On Saturday, Advertising Age and Adweek reported that Publicis Groupe and Omnicom were indeed merging. Publicis Groupe held a press conference in Paris on Sunday afternoon (8:00 a.m. EDT), where Maurice Lévy and John Wren acted as if they were signing a special amendment to the constitutions of their respective countries. Ad Age later published a cheat sheet on the initial details and responses from assorted network honchos; plus, Adweek chipped in commentary as well. The official statement became available too. Meanwhile, New York Times Advertising Columnist Stuart Elliott didn’t bother to type anything, leaving the task to staff reporter Tanzina Vega. Elliott seemed to make the right choice, opting against wasting his weekend wondering about the event.
The merger makes sense from a marketing perspective. That is, marketing experts opine most categories have a number one brand and a number two brand—and everyone else is a challenger brand. Additionally, the top brands primarily duke it out with each other, while the challenger brands must establish niches. The theory applies to the advertising industry too. Despite the self-promotional hype, Publicis Groupe has fared poorly as a challenger brand, failing to find a distinct and successful niche. As the number two contender, Omnicom hasn’t done very well either, semi-ironically mirroring PepsiCo—a major Omnicom client—in a clumsy, disorganized fashion. To top it off, WPP has been a shitty leader. Regardless, the merger allows Omnicom to leapfrog over WPP and lets Publicis Groupe leave its challenger brand status. How the newlyweds ultimately handle their fresh position will be interesting to watch. Can’t help but think it’s essentially like Larry and Curly overtaking Moe.
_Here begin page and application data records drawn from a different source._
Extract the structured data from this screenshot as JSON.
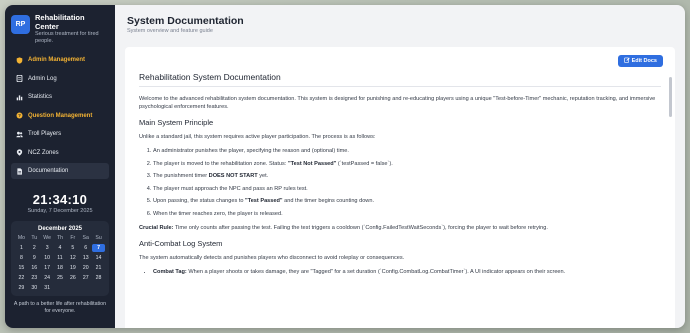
{
  "app": {
    "logo_text": "RP",
    "title": "Rehabilitation Center",
    "subtitle": "Serious treatment for tired people."
  },
  "nav": [
    {
      "label": "Admin Management",
      "icon": "shield-icon",
      "style": "gold"
    },
    {
      "label": "Admin Log",
      "icon": "log-icon",
      "style": "normal"
    },
    {
      "label": "Statistics",
      "icon": "chart-icon",
      "style": "normal"
    },
    {
      "label": "Question Management",
      "icon": "question-icon",
      "style": "gold"
    },
    {
      "label": "Troll Players",
      "icon": "users-icon",
      "style": "normal"
    },
    {
      "label": "NCZ Zones",
      "icon": "zone-icon",
      "style": "normal"
    },
    {
      "label": "Documentation",
      "icon": "doc-icon",
      "style": "active"
    }
  ],
  "clock": {
    "time": "21:34:10",
    "date": "Sunday, 7 December 2025"
  },
  "calendar": {
    "title": "December 2025",
    "weekdays": [
      "Mo",
      "Tu",
      "We",
      "Th",
      "Fr",
      "Sa",
      "Su"
    ],
    "days": [
      "1",
      "2",
      "3",
      "4",
      "5",
      "6",
      "7",
      "8",
      "9",
      "10",
      "11",
      "12",
      "13",
      "14",
      "15",
      "16",
      "17",
      "18",
      "19",
      "20",
      "21",
      "22",
      "23",
      "24",
      "25",
      "26",
      "27",
      "28",
      "29",
      "30",
      "31"
    ],
    "today": "7"
  },
  "footer": "A path to a better life after rehabilitation for everyone.",
  "header": {
    "title": "System Documentation",
    "subtitle": "System overview and feature guide"
  },
  "edit_button": "Edit Docs",
  "doc": {
    "title": "Rehabilitation System Documentation",
    "intro": "Welcome to the advanced rehabilitation system documentation. This system is designed for punishing and re-educating players using a unique \"Test-before-Timer\" mechanic, reputation tracking, and immersive psychological enforcement features.",
    "section1_title": "Main System Principle",
    "section1_intro": "Unlike a standard jail, this system requires active player participation. The process is as follows:",
    "steps": [
      {
        "pre": "An administrator punishes the player, specifying the reason and (optional) time.",
        "bold": "",
        "post": ""
      },
      {
        "pre": "The player is moved to the rehabilitation zone. Status: ",
        "bold": "\"Test Not Passed\"",
        "post": " (`testPassed = false`)."
      },
      {
        "pre": "The punishment timer ",
        "bold": "DOES NOT START",
        "post": " yet."
      },
      {
        "pre": "The player must approach the NPC and pass an RP rules test.",
        "bold": "",
        "post": ""
      },
      {
        "pre": "Upon passing, the status changes to ",
        "bold": "\"Test Passed\"",
        "post": " and the timer begins counting down."
      },
      {
        "pre": "When the timer reaches zero, the player is released.",
        "bold": "",
        "post": ""
      }
    ],
    "crucial_label": "Crucial Rule:",
    "crucial_text": " Time only counts after passing the test. Failing the test triggers a cooldown (`Config.FailedTestWaitSeconds`), forcing the player to wait before retrying.",
    "section2_title": "Anti-Combat Log System",
    "section2_intro": "The system automatically detects and punishes players who disconnect to avoid roleplay or consequences.",
    "combat_label": "Combat Tag:",
    "combat_text": " When a player shoots or takes damage, they are \"Tagged\" for a set duration (`Config.CombatLog.CombatTimer`). A UI indicator appears on their screen."
  },
  "colors": {
    "accent": "#2f6ee0",
    "sidebar_bg": "#1c2230",
    "gold": "#f2b233"
  }
}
What’s missing from all the media coverage—which focuses on egos, money, efficiencies, shareholders and clients—is any meaningful mention of agency workers. This omission points to the merger’s root problem. Wren and Lévy appear oblivious to the 130,000+ human beings poised to operate the enterprise. MultiCultClassics has noted the increased obsession with profits over people. Billable hours trump big ideas. The end result has been a commoditization of the industry—as agencies become interchangeable and generic.
The decreased emphasis on people means things could get worse for diversity. The “efficiencies”—coupled with client defections—will probably ignite downsizing. Fewer jobs equal fewer opportunities. Exclusivity is strengthened when executives are in self-preservation modes. Contrary to the contentions of Chief Diversity Officers and ADCOLOR® enthusiasts, building inclusive workplaces has never been on agencies’ to-do lists. The action item may completely vanish during the invention phase of Publicis Omnicom Groupe. Don’t expect any breakthrough efforts from Pioneer of Diversity Wren.
Multicultural marketing and minority agencies stand to lose too. Crumbs may go from plural to singular as battles for budgets escalate. The BDAs have already admitted to being ignorant when executing cross-cultural initiatives, so there’s no reason to believe enlightenment will suddenly invade the undiscovered country fabricated by this French-American union. Minority agencies within the networks were always small, insignificant fish in a big pond. They’ll now be small, insignificant fish in an ocean. Minority agencies outside the networks will become pond scum.
Finally, recruiting minorities into such a dismal environment won’t be easy. There are not enough minority youth outreach programs and sponsored high schools to attract candidates of color. Hell, the years ahead may actually see a downtick for non-White receptionists, mailroom attendants, security personnel, janitorial crewmembers and Chief Diversity Officers.